Net and Gross Exposures
When considering a long/short equity fund, it’s important to understand the fund’s net and gross exposures. For example, a fund that was 60% long and 40% short would have 20% net exposure (60% – 40%) and 100% gross exposure (60% + 40%). A fund that was 100% long and 80% short would also have 20% net exposure – but its gross exposure would be 180%.
Why is this important?
- The greater the net exposure, the more net upside participation for the fund.
- The greater the gross exposure, the greater the total risk.
Just imagine if two funds – each with 20% net exposure but with 100% and 180% gross exposure, respectively – both had all of their trades go the wrong way – i.e., the long stocks went down and the short stocks went up. The fund with the greater gross exposure would suffer greater losses than its counterpart with equal net exposure, but less gross exposure. Gross exposure above 100% indicates use of leverage.
The above illustrates the importance of performing due diligence when considering long/short equity funds. Since long/short gives managers greater opportunities to generate alpha, there is greater dispersion among managers.
In Lazard’s view, investors should have a thorough understanding of the role they want the long/short manager to play in their portfolio:
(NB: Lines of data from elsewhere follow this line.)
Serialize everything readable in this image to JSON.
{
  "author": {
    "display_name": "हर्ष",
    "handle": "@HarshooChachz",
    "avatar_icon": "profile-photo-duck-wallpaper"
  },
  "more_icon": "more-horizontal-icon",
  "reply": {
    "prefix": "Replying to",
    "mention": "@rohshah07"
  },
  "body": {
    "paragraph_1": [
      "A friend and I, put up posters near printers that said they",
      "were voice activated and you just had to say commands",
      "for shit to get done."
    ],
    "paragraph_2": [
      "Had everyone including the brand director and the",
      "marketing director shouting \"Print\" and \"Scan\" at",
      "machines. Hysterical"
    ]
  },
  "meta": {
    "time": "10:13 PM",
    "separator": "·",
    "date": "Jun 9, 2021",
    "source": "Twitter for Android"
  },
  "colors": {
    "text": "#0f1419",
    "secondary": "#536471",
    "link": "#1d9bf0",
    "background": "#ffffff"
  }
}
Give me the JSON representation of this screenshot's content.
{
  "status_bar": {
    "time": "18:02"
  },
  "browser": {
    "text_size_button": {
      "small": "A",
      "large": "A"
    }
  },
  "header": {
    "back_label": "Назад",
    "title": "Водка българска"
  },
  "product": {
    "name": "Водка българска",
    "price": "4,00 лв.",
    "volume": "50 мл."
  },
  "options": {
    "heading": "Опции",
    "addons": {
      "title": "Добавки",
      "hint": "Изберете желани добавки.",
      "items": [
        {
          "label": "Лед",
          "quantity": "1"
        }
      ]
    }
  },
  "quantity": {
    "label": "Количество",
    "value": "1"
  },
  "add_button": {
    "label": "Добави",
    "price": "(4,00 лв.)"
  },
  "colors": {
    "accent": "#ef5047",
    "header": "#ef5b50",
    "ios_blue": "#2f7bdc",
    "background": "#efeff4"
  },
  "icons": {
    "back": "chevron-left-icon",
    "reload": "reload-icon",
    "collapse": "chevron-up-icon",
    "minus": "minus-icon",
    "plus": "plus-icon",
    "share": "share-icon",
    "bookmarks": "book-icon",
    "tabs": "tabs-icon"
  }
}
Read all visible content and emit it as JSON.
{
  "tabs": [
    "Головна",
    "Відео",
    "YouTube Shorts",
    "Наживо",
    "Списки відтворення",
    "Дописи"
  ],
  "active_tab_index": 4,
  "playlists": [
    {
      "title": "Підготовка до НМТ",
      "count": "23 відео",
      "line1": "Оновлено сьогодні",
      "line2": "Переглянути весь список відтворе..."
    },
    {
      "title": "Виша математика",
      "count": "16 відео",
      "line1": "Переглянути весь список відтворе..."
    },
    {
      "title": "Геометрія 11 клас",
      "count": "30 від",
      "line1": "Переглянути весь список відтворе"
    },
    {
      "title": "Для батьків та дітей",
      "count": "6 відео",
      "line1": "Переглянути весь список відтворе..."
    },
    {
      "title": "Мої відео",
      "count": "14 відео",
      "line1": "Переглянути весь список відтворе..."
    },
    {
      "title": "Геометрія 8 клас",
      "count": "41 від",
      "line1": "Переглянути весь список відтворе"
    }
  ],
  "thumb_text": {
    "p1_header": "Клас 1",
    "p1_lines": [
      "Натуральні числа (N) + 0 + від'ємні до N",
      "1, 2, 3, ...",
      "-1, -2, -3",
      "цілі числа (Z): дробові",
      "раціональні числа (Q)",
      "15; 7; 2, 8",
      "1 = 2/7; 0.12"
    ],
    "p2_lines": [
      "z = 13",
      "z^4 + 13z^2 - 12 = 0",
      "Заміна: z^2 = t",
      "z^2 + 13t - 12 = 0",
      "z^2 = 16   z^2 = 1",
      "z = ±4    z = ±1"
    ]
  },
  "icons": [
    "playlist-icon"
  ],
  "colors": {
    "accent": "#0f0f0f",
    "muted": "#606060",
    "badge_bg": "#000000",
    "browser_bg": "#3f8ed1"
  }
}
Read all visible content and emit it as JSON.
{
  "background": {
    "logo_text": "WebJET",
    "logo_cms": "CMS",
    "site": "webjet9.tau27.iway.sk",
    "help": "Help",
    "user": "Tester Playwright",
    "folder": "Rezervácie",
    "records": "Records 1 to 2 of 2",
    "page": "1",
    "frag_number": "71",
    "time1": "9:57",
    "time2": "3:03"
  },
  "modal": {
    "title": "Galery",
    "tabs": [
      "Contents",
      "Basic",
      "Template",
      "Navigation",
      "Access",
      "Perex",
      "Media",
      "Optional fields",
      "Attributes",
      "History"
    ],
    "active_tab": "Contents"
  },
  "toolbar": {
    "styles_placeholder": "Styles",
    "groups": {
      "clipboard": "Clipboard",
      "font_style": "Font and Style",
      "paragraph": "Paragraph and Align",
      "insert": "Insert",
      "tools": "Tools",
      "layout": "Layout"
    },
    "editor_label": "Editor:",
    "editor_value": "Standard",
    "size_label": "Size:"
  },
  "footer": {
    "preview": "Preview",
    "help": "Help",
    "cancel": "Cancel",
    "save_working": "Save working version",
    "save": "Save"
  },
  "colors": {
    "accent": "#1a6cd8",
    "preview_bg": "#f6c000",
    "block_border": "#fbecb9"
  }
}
- As a diversifier,
- For downside protection, or
- Just for market exposure.
Investors should carefully examine the manager’s objectives and his or her philosophy and performance, paying particular attention to volatility, beta, and correlation. Afterwards, the strategy needs to be closely monitored to ensure it remains consistent with its stated objectives.
Lazard Fundamental Long/Short Equity
Finally, Lazard looks at its own long/short equity product: The Lazard Fundamental Long/Short Equity Fund. It seeks superior risk-adjusted returns through purely bottom-up stock selection.
The strategy takes long positions in companies believed to have strong and/or improving financial productivity (i.e., return on equity, free cash flow, etc.) and short positions in stocks with deteriorating fundamentals, negative catalysts, unattractive valuations, and other negative qualities. The fund practices a disciplined early-loss mitigation strategy that Lazard thinks has been critical to its success – as stated earlier, the fund ranked in the top 6% of its peers for the year ending Halloween 2015.
For more information, download a pdf copy of the white paper.
Past performance does not necessarily predict future results.